There are also economic pitfalls for the United States in embracing such a narrowly nationalistic approach. High-tech “knowledge” industries (e.g., biotech, health care, AI, robotics, etc.) are crucial for future growth prospects. At the same time, growing concerns about climate change risk consigning one of America’s major comparative advantages—namely, its dominance in the fossil fuel industries—to obsolescence, as the rest of the world works to decarbonize their economies. The issue here is that only a few countries matter in these industries (as opposed to, say, resource-based exporters). If the global economy continues to evolve into a series of regional, balkanized competing military-economic blocs in a post-unipolar world, it behooves the United States to be part of the biggest, most advanced of those geo-economic blocs. That becomes harder to do if the EU, Japan, Korea, etc., increasingly view America as an unreliable partner, pursuing a narrowly nationalistic policies that damage their own economic interests. Or the United States pursues more preemptive wars of choice, without any degree of international support (e.g., Iran).
All of which stands in marked contrast to the post-WWII period, where the United States consciously made trade-offs that often worked against narrowly nationalistic considerations, but which sustained a coalition that ultimately won the Cold War. For example, it largely tolerated Asia’s mercantilist trade practices in order to secure the region’s cooperation as part of a U.S.-dominated security umbrella (even though the resultant Asian export onslaught proved damaging to a number of American manufacturing interests). Trump has evinced little awareness of, or inclination to pursue, these trade-offs. In fact, “America First” almost makes it impossible to consider them.
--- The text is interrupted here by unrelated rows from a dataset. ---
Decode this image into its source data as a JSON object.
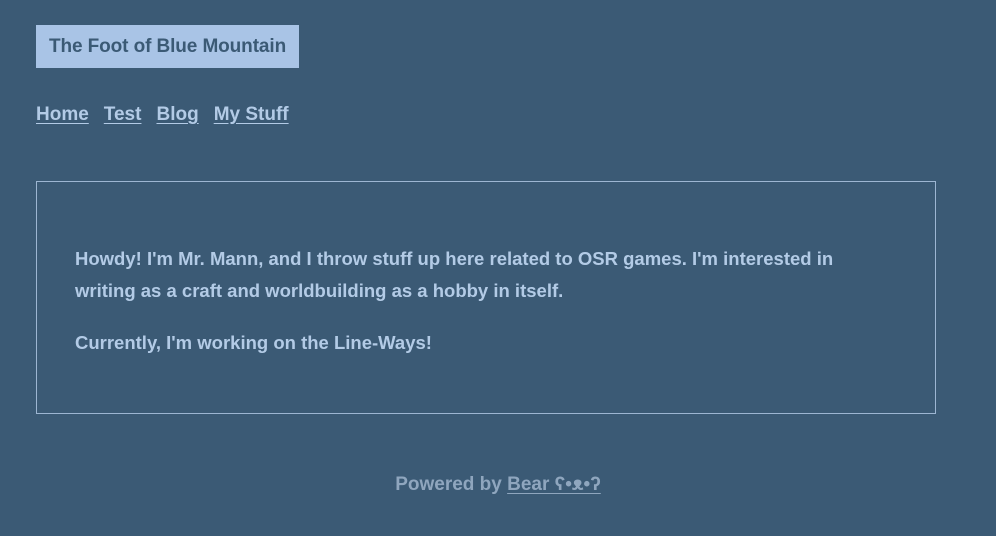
{
  "header": {
    "site_title": "The Foot of Blue Mountain"
  },
  "nav": {
    "items": [
      {
        "label": "Home"
      },
      {
        "label": "Test"
      },
      {
        "label": "Blog"
      },
      {
        "label": "My Stuff"
      }
    ]
  },
  "main": {
    "paragraph_1": "Howdy! I'm Mr. Mann, and I throw stuff up here related to OSR games. I'm interested in writing as a craft and worldbuilding as a hobby in itself.",
    "paragraph_2": "Currently, I'm working on the Line-Ways!"
  },
  "footer": {
    "prefix": "Powered by ",
    "link_label": "Bear ʕ•ᴥ•ʔ"
  },
  "colors": {
    "background": "#3b5a75",
    "title_badge": "#a9c4e6",
    "text": "#b3cbe6",
    "footer_text": "#8fa6be"
  }
}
In any case, the breakdown in these trade negotiations is yet another sign that we have likely passed the high-water mark of globalization, both in economic terms and also ideologically. We are long past the point of making the naïve assumption that the end of the Cold War means a universal embrace of Western liberal capitalist democracy (i.e., the “end of history”). Beijing may in reality have relatively limited options to retaliate against the trade sanctions imposed by the Trump administration. But it won’t stand still and will seek out new partners to offset this containment as much as possible. At the same time, Trump will find it hard to sustain a multilateral coalition to contain China if the United States continues to pursue narrowly nationalistic managed trade goals that damage its allies. Something will have to give.